** INSTRUCTIONS TO FOLLOW **
Copy out all lines in the material below that contain the string "photo".

** TASK DATA **
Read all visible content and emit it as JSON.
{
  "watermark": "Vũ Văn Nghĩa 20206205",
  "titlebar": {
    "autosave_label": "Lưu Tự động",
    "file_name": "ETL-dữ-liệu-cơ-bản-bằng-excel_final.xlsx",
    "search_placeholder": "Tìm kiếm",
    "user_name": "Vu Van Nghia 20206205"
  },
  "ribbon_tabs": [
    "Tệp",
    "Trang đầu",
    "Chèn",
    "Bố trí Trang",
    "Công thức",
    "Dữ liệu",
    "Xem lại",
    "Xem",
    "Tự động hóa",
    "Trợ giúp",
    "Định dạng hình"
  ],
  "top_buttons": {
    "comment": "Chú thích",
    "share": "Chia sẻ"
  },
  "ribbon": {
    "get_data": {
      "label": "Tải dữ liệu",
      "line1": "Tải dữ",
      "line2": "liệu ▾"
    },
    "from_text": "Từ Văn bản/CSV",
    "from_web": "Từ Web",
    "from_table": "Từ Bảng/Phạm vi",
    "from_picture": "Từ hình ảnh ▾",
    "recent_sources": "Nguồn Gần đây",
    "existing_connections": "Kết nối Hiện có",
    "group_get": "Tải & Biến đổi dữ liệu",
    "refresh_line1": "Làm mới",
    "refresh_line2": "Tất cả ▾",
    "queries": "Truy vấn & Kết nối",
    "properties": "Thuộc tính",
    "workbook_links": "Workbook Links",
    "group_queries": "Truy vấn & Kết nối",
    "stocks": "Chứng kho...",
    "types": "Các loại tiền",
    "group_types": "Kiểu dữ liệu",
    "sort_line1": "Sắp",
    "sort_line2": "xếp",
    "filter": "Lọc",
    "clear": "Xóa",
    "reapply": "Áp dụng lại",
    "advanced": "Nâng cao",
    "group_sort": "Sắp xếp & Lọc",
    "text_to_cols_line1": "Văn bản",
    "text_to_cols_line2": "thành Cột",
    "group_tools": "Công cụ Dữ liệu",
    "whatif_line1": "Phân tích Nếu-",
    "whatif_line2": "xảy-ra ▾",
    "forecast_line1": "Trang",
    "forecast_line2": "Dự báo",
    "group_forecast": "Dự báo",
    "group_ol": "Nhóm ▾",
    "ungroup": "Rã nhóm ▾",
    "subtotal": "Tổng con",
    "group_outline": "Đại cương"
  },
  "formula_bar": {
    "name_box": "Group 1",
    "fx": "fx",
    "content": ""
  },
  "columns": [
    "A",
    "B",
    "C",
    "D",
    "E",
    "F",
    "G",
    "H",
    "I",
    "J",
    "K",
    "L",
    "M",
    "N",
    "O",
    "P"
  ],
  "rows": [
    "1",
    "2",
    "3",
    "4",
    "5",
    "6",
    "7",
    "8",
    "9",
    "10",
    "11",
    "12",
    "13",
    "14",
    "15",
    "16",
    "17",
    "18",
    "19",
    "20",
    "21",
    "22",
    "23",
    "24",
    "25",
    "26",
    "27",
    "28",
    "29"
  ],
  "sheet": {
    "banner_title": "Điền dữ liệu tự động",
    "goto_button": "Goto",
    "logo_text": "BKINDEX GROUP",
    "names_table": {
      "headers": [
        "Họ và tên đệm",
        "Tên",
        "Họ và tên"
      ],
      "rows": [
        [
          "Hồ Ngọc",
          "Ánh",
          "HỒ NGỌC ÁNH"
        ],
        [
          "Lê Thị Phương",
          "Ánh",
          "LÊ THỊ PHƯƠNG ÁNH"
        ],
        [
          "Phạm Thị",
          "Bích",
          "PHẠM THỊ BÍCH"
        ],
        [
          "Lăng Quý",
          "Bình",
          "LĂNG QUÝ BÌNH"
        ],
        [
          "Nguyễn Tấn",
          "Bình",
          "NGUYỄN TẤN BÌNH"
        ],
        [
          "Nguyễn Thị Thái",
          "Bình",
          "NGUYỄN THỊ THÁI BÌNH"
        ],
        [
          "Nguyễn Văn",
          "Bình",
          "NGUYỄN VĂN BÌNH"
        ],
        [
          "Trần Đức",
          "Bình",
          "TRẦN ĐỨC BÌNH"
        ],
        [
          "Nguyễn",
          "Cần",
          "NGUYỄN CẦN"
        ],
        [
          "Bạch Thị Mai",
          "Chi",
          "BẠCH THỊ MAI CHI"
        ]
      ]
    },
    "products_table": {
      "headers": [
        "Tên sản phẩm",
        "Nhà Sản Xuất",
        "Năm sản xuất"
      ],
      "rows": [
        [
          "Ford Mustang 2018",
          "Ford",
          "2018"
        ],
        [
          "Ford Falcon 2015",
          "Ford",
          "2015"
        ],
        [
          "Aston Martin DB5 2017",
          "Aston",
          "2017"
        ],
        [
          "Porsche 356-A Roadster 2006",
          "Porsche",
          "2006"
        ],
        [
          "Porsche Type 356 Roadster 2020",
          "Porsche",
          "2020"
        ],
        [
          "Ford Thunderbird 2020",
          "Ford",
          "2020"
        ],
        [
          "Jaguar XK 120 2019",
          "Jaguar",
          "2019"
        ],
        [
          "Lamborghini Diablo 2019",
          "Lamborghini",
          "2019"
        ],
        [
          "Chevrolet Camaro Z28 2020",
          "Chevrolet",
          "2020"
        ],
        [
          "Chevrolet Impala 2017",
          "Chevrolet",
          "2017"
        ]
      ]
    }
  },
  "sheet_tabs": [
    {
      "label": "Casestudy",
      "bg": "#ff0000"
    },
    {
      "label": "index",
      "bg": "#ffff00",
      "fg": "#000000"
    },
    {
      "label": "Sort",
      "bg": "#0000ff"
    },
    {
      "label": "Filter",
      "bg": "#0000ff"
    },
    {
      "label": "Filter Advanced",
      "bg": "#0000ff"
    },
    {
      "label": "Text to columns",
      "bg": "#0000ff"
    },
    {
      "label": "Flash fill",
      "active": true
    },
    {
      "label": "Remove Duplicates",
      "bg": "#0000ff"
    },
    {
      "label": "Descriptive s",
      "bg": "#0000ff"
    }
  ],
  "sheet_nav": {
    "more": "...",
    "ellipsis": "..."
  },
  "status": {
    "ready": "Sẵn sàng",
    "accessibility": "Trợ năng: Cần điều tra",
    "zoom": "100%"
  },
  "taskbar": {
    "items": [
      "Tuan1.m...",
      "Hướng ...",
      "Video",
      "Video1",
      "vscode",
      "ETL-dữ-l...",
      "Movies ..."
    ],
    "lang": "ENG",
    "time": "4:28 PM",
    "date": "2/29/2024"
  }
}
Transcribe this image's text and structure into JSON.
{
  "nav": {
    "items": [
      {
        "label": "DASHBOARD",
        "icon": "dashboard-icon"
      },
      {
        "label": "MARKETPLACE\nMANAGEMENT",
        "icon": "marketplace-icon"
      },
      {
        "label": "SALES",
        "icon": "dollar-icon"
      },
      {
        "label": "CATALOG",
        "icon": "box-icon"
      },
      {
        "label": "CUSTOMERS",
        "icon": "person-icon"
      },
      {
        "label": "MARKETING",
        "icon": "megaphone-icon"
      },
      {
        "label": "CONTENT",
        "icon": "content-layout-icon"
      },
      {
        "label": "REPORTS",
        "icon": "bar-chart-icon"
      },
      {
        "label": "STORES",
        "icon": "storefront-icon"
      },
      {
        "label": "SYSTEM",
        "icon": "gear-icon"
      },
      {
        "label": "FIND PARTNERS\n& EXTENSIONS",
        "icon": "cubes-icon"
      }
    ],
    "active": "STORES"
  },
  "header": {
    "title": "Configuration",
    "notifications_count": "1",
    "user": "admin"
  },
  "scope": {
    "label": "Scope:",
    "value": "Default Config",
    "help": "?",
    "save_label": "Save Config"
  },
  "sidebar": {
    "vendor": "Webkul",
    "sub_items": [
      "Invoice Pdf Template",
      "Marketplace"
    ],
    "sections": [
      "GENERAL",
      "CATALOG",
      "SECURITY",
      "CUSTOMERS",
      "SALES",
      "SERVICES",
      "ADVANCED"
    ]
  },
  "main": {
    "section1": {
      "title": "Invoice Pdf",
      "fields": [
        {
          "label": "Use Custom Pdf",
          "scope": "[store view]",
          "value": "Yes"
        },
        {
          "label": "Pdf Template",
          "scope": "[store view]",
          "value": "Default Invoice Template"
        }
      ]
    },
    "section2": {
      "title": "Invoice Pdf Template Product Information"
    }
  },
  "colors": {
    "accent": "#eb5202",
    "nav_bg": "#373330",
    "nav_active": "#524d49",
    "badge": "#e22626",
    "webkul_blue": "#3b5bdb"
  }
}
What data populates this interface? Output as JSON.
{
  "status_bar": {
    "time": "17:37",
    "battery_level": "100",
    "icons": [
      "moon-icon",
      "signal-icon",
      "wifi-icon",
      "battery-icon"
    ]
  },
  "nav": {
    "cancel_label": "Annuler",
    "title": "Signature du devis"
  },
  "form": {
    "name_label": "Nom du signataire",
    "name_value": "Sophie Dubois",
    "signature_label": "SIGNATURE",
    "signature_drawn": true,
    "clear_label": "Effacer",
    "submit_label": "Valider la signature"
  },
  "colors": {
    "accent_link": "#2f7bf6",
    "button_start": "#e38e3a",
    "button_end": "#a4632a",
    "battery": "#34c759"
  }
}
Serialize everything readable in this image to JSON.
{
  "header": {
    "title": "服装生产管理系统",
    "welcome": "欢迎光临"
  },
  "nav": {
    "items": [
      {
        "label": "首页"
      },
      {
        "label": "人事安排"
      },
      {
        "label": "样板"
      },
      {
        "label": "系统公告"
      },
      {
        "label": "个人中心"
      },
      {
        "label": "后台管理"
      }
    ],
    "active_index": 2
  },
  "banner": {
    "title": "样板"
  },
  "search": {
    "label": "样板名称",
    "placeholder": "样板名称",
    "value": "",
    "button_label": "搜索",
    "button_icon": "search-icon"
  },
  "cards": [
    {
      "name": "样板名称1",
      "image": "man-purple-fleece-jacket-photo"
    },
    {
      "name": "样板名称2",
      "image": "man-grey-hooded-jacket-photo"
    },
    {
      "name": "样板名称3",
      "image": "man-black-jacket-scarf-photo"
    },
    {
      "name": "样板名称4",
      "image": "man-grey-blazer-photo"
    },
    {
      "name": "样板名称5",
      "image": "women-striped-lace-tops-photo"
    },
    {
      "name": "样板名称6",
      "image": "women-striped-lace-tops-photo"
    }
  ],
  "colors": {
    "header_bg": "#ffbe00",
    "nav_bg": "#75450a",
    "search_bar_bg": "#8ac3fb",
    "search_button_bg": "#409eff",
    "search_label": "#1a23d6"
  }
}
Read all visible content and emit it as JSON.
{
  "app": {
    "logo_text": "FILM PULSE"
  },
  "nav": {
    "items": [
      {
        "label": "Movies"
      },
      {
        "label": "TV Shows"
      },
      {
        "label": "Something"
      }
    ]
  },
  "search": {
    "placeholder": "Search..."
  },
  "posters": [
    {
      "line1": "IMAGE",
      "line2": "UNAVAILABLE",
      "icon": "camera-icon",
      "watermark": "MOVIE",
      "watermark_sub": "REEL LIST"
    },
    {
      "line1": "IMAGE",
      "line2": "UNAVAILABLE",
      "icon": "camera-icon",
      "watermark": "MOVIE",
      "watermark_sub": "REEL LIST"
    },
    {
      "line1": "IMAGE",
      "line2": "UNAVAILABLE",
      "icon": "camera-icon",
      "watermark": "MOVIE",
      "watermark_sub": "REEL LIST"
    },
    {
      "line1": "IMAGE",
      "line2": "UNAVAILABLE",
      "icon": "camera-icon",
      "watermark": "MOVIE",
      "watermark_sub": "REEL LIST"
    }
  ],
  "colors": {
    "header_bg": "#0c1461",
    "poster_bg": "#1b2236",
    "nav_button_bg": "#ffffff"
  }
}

** ANSWER TO THE EXERCISE **
      "image": "man-purple-fleece-jacket-photo"
      "image": "man-grey-hooded-jacket-photo"
      "image": "man-black-jacket-scarf-photo"
      "image": "man-grey-blazer-photo"
      "image": "women-striped-lace-tops-photo"
      "image": "women-striped-lace-tops-photo"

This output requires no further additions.